“What?” I looked at the wolf.
He shook himself, sat down, and looked at me, glancing out the doorway every now and then as if he expected someone. I ignored him. My sanctuary probably didn’t look like much. It was a one-room mining cabin that had been abandoned sometime in the 1800s after the gold rush, and it’d seen better days. With four crumbling walls, no windows, an entrance with no door and a thatched roof that was in the process of falling in, the building had clearly been devoid of human occupation for a very long time. But to me it was perfect; it had a working fireplace and, as every Realtor will tell you, the thing that makes the sale—location, location, location.
I got busy digging into my small stash of clothing in the corner of the cabin. I found socks and a pair of sneakers I’d scavenged along a riverbank earlier in the season. Some swimmer had left them behind, but they fit me fairly well. I began going through my duffel bag. I smiled at what I’d been able to scavenge. I promised myself I’d return the things I’d borrowed and I’d leave money for the twine and the nails.
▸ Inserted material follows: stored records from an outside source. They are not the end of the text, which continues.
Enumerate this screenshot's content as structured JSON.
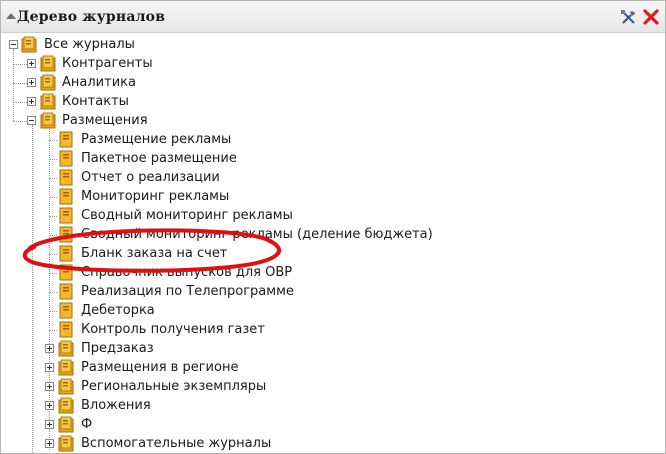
{
  "panel": {
    "title": "Дерево журналов"
  },
  "toolbar": {
    "settings_icon": "tools-icon",
    "close_icon": "close-icon",
    "close_color": "#d81e1e"
  },
  "tree": {
    "root": "Все журналы",
    "items": [
      "Контрагенты",
      "Аналитика",
      "Контакты",
      "Размещения"
    ],
    "placements": [
      "Размещение рекламы",
      "Пакетное размещение",
      "Отчет о реализации",
      "Мониторинг рекламы",
      "Сводный мониторинг рекламы",
      "Сводный мониторинг рекламы (деление бюджета)",
      "Бланк заказа на счет",
      "Справочник выпусков для ОВР",
      "Реализация по Телепрограмме",
      "Дебеторка",
      "Контроль получения газет"
    ],
    "subgroups": [
      "Предзаказ",
      "Размещения в регионе",
      "Региональные экземпляры",
      "Вложения",
      "Ф",
      "Вспомогательные журналы"
    ]
  },
  "highlight": {
    "color": "#e01010",
    "target": "Бланк заказа на счет"
  }
}
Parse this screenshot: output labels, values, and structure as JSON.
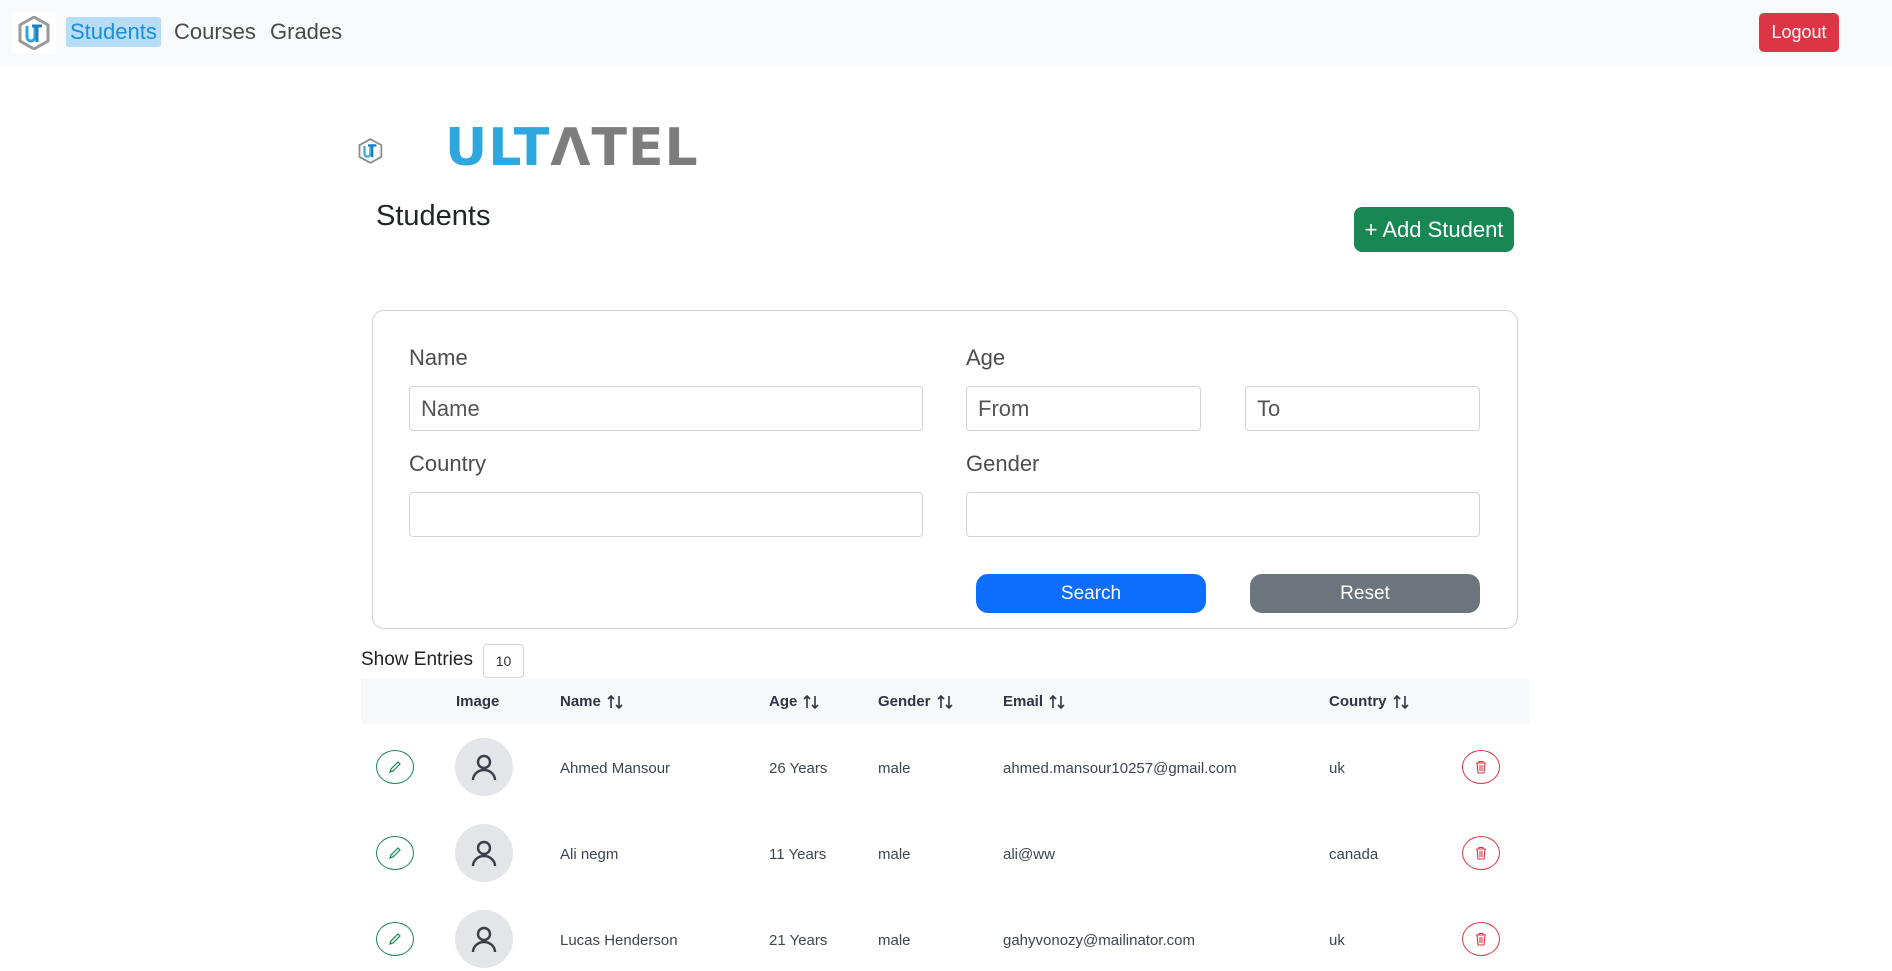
{
  "nav": {
    "links": [
      {
        "label": "Students",
        "active": true
      },
      {
        "label": "Courses",
        "active": false
      },
      {
        "label": "Grades",
        "active": false
      }
    ],
    "logout": "Logout"
  },
  "brand": {
    "part1": "ULT",
    "part2": "ΛTEL"
  },
  "page": {
    "title": "Students",
    "add_button": "+ Add Student"
  },
  "filters": {
    "name_label": "Name",
    "name_placeholder": "Name",
    "age_label": "Age",
    "age_from_placeholder": "From",
    "age_to_placeholder": "To",
    "country_label": "Country",
    "country_value": "",
    "gender_label": "Gender",
    "gender_value": "",
    "search_button": "Search",
    "reset_button": "Reset"
  },
  "entries": {
    "label": "Show Entries",
    "value": "10"
  },
  "table": {
    "headers": {
      "image": "Image",
      "name": "Name",
      "age": "Age",
      "gender": "Gender",
      "email": "Email",
      "country": "Country"
    },
    "rows": [
      {
        "name": "Ahmed Mansour",
        "age": "26 Years",
        "gender": "male",
        "email": "ahmed.mansour10257@gmail.com",
        "country": "uk"
      },
      {
        "name": "Ali negm",
        "age": "11 Years",
        "gender": "male",
        "email": "ali@ww",
        "country": "canada"
      },
      {
        "name": "Lucas Henderson",
        "age": "21 Years",
        "gender": "male",
        "email": "gahyvonozy@mailinator.com",
        "country": "uk"
      }
    ]
  },
  "colors": {
    "primary": "#0d6efd",
    "success": "#198754",
    "danger": "#dc3545",
    "secondary": "#6c757d",
    "brand_blue": "#2ea7df",
    "brand_gray": "#7d7d7d"
  }
}
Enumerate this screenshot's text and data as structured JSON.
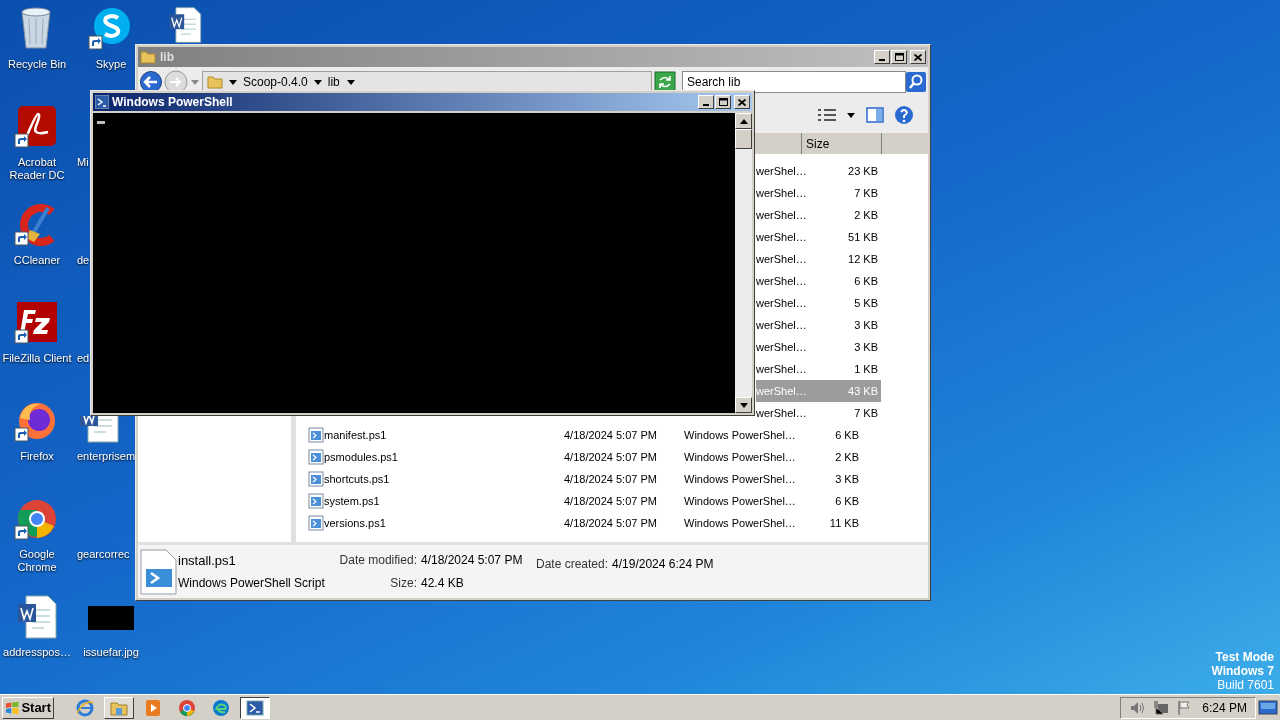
{
  "desktop": {
    "icons": [
      {
        "label": "Recycle Bin",
        "kind": "recycle",
        "shortcut": false
      },
      {
        "label": "Acrobat Reader DC",
        "kind": "acrobat",
        "shortcut": true
      },
      {
        "label": "CCleaner",
        "kind": "ccleaner",
        "shortcut": true
      },
      {
        "label": "FileZilla Client",
        "kind": "filezilla",
        "shortcut": true
      },
      {
        "label": "Firefox",
        "kind": "firefox",
        "shortcut": true
      },
      {
        "label": "Google Chrome",
        "kind": "chrome",
        "shortcut": true
      },
      {
        "label": "addresspos…",
        "kind": "word",
        "shortcut": false
      },
      {
        "label": "Skype",
        "kind": "skype",
        "shortcut": true
      },
      {
        "label": "Mi",
        "label_cut": true
      },
      {
        "label": "de",
        "label_cut": true
      },
      {
        "label": "ed",
        "label_cut": true
      },
      {
        "label": "enterprisem",
        "kind": "word",
        "shortcut": false,
        "clipped": true,
        "label_cut": true
      },
      {
        "label": "gearcorrec",
        "label_cut": true
      },
      {
        "label": "issuefar.jpg",
        "kind": "image",
        "shortcut": false
      },
      {
        "kind": "word",
        "shortcut": false
      }
    ]
  },
  "explorer": {
    "title": "lib",
    "breadcrumb": [
      "Scoop-0.4.0",
      "lib"
    ],
    "search": {
      "placeholder": "Search lib"
    },
    "columns": [
      "Size"
    ],
    "rows": [
      {
        "type": "werShel…",
        "size": "23 KB",
        "selected": false
      },
      {
        "type": "werShel…",
        "size": "7 KB",
        "selected": false
      },
      {
        "type": "werShel…",
        "size": "2 KB",
        "selected": false
      },
      {
        "type": "werShel…",
        "size": "51 KB",
        "selected": false
      },
      {
        "type": "werShel…",
        "size": "12 KB",
        "selected": false
      },
      {
        "type": "werShel…",
        "size": "6 KB",
        "selected": false
      },
      {
        "type": "werShel…",
        "size": "5 KB",
        "selected": false
      },
      {
        "type": "werShel…",
        "size": "3 KB",
        "selected": false
      },
      {
        "type": "werShel…",
        "size": "3 KB",
        "selected": false
      },
      {
        "type": "werShel…",
        "size": "1 KB",
        "selected": false
      },
      {
        "type": "werShel…",
        "size": "43 KB",
        "selected": true
      },
      {
        "type": "werShel…",
        "size": "7 KB",
        "selected": false
      },
      {
        "name": "manifest.ps1",
        "date": "4/18/2024 5:07 PM",
        "type": "Windows PowerShel…",
        "size": "6 KB",
        "selected": false
      },
      {
        "name": "psmodules.ps1",
        "date": "4/18/2024 5:07 PM",
        "type": "Windows PowerShel…",
        "size": "2 KB",
        "selected": false
      },
      {
        "name": "shortcuts.ps1",
        "date": "4/18/2024 5:07 PM",
        "type": "Windows PowerShel…",
        "size": "3 KB",
        "selected": false
      },
      {
        "name": "system.ps1",
        "date": "4/18/2024 5:07 PM",
        "type": "Windows PowerShel…",
        "size": "6 KB",
        "selected": false
      },
      {
        "name": "versions.ps1",
        "date": "4/18/2024 5:07 PM",
        "type": "Windows PowerShel…",
        "size": "11 KB",
        "selected": false
      }
    ],
    "details": {
      "name": "install.ps1",
      "file_type": "Windows PowerShell Script",
      "date_modified_label": "Date modified:",
      "date_modified": "4/18/2024 5:07 PM",
      "size_label": "Size:",
      "size": "42.4 KB",
      "date_created_label": "Date created:",
      "date_created": "4/19/2024 6:24 PM"
    }
  },
  "powershell": {
    "title": "Windows PowerShell"
  },
  "taskbar": {
    "start": "Start",
    "apps": [
      {
        "kind": "ie",
        "open": false,
        "selected": false
      },
      {
        "kind": "folder",
        "open": true,
        "selected": false
      },
      {
        "kind": "media",
        "open": false,
        "selected": false
      },
      {
        "kind": "chrome",
        "open": false,
        "selected": false
      },
      {
        "kind": "edge",
        "open": false,
        "selected": false
      },
      {
        "kind": "powershell",
        "open": true,
        "selected": true
      }
    ],
    "clock": "6:24 PM"
  },
  "os_notice": [
    "Test Mode",
    "Windows 7",
    "Build 7601"
  ]
}
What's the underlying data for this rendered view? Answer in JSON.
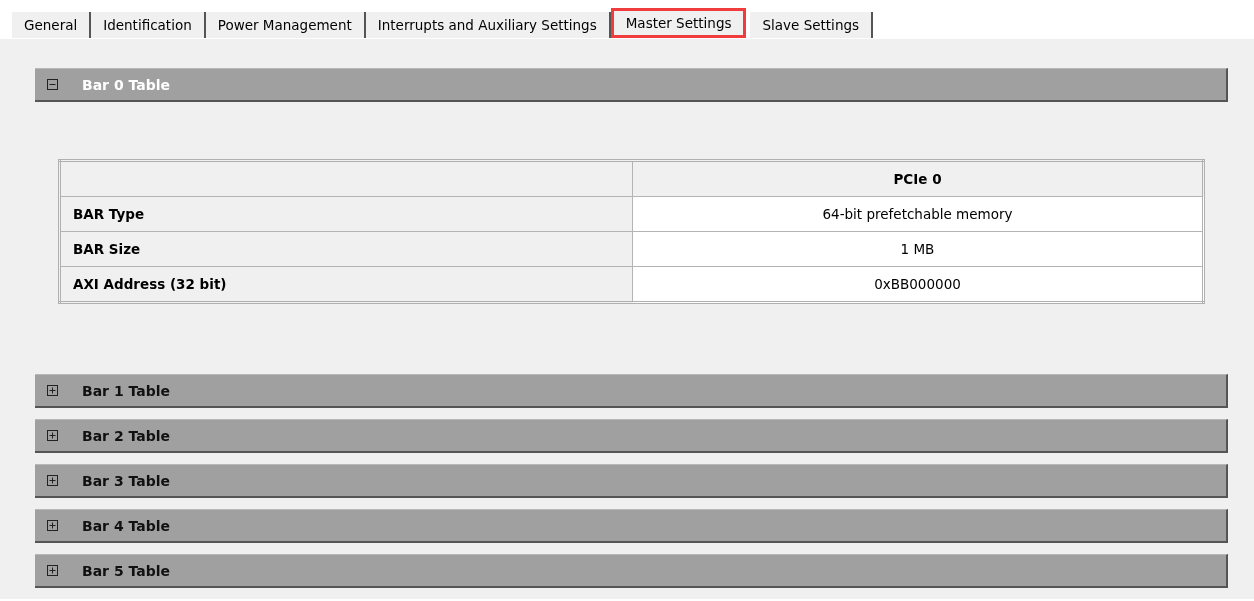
{
  "tabs": [
    {
      "label": "General",
      "selected": false
    },
    {
      "label": "Identification",
      "selected": false
    },
    {
      "label": "Power Management",
      "selected": false
    },
    {
      "label": "Interrupts and Auxiliary Settings",
      "selected": false
    },
    {
      "label": "Master Settings",
      "selected": true
    },
    {
      "label": "Slave Settings",
      "selected": false
    }
  ],
  "sections": [
    {
      "title": "Bar 0 Table",
      "expanded": true,
      "table": {
        "column_header": "PCIe 0",
        "rows": [
          {
            "label": "BAR Type",
            "value": "64-bit prefetchable memory"
          },
          {
            "label": "BAR Size",
            "value": "1 MB"
          },
          {
            "label": "AXI Address (32 bit)",
            "value": "0xBB000000"
          }
        ]
      }
    },
    {
      "title": "Bar 1 Table",
      "expanded": false
    },
    {
      "title": "Bar 2 Table",
      "expanded": false
    },
    {
      "title": "Bar 3 Table",
      "expanded": false
    },
    {
      "title": "Bar 4 Table",
      "expanded": false
    },
    {
      "title": "Bar 5 Table",
      "expanded": false
    }
  ]
}
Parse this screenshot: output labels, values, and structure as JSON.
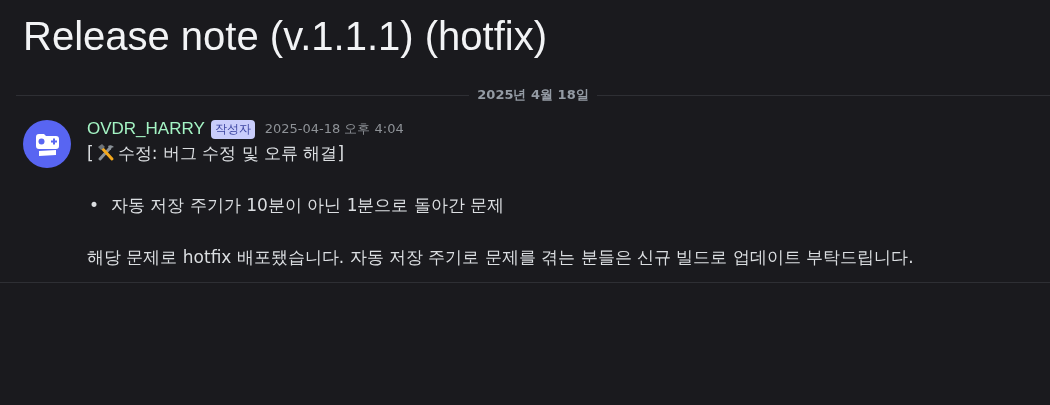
{
  "thread": {
    "title": "Release note (v.1.1.1) (hotfix)"
  },
  "date_divider": "2025년 4월 18일",
  "message": {
    "author": "OVDR_HARRY",
    "badge": "작성자",
    "timestamp": "2025-04-18 오후 4:04",
    "heading_open": "[",
    "heading": "수정: 버그 수정 및 오류 해결]",
    "bullets": [
      {
        "marker": "•",
        "text": "자동 저장 주기가 10분이 아닌 1분으로 돌아간 문제"
      }
    ],
    "paragraph": "해당 문제로 hotfix 배포됐습니다. 자동 저장 주기로 문제를 겪는 분들은 신규 빌드로 업데이트 부탁드립니다."
  }
}
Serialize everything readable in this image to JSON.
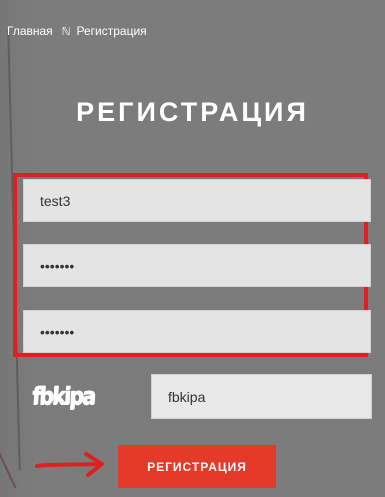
{
  "breadcrumb": {
    "home_label": "Главная",
    "separator": "ℕ",
    "current_label": "Регистрация"
  },
  "page": {
    "title": "РЕГИСТРАЦИЯ"
  },
  "form": {
    "username_value": "test3",
    "password_value": "•••••••",
    "password_confirm_value": "•••••••",
    "captcha_image_text": "fbkipa",
    "captcha_value": "fbkipa",
    "submit_label": "РЕГИСТРАЦИЯ"
  },
  "colors": {
    "background": "#7c7c7c",
    "accent": "#e53a2a",
    "highlight": "#e02020",
    "field": "#e4e4e4"
  },
  "icons": {
    "arrow": "arrow-right-icon"
  }
}
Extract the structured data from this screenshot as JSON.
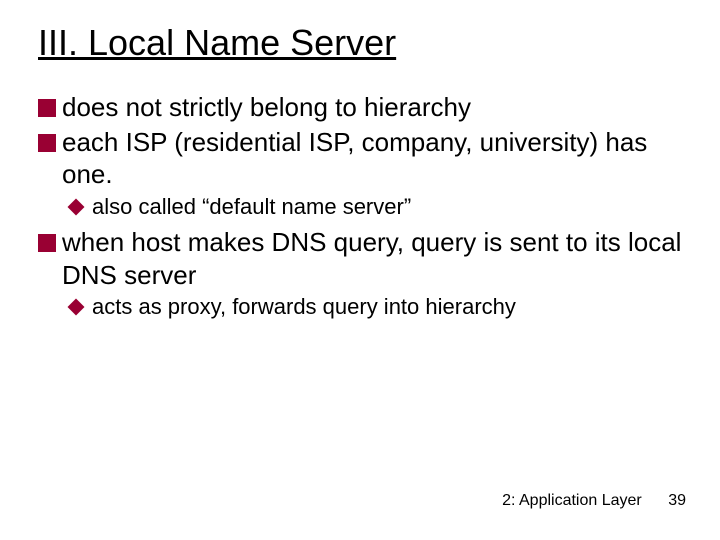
{
  "title": "III. Local Name Server",
  "bullets": {
    "b1": "does not strictly belong to hierarchy",
    "b2": "each ISP (residential ISP, company, university) has one.",
    "b2a": "also called “default name server”",
    "b3": "when host makes DNS query, query is sent to its local DNS server",
    "b3a": "acts as proxy, forwards query into hierarchy"
  },
  "footer": {
    "chapter": "2: Application Layer",
    "page": "39"
  }
}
The wolf growled as I pulled things from the bag and laid them out on the floor.
“I know stealing is wrong.” The wolf looked disgusted. “I’m going to return them. I just need to make a few improvements or I won’t survive the winter.” The wolf seemed to consider, looked up at the roof, shook his big head, and lay down with his head on his paws, watching me.
“I’m reasoning with a wolf…. I’m sooo headed for a rubber room,” I mumbled to myself. I stood up, went to the side of the cabin for firewood, and started a fire in the fireplace. Looking around, I found a place for each of my new tools, keeping them separate from the things I owned. I didn’t want to mix the two. I intended to return them to the barn when I was finished with them. The warmth from the fire took the chill out of the cottage, despite the lack of a door. I smiled and hummed to myself. I’d found a number of buckets and a couple pots during the summer, all abandoned by fishermen and campers vacationing in the national forest. I hung a bucket full of water over the fire to boil. I really wanted to wash up. I sang as I worked. I knew singing wasn’t considered very manly, but I missed having real music. A radio was a luxury I didn’t have. I’d discovered a couple of MP3 players, but they only held their charge for so long, then they became worthless except for the few bucks I could get at a pawn shop for them.
I took off my jacket and hung it on a nail. I replaced my tattered shirt with a clean one, and then I dug a sewing kit out of my backpack to repair the one I’d torn. I’d long ago learned how to sew, and I always kept the buttons from clothing that was no longer wearable.
As I waited for the water to boil, I looked around my sanctuary, trying to decide what needed to be repaired first. The hardest to fix would be the door. The water steamed and rolled. I carefully removed it from the fire and made a cup of tea from wild mint leaves. The wolf watched as I brewed the tea. I’d found the mint about three days ago in a patch that covered a large section of the forest floor. The tea warmed me from the inside out and I began to relax, the stress from the previous day finally fading. Even though the sun overhead declared it to be barely noon, I was exhausted. I decided on a nap.
I took off my jeans, pulled on a pair of shorts, and climbed into my sleeping bag. The wolf just continued to lie in front of the fireplace with his eyes closed; I guess he’d fallen asleep watching me. I stretched out and quickly joined him.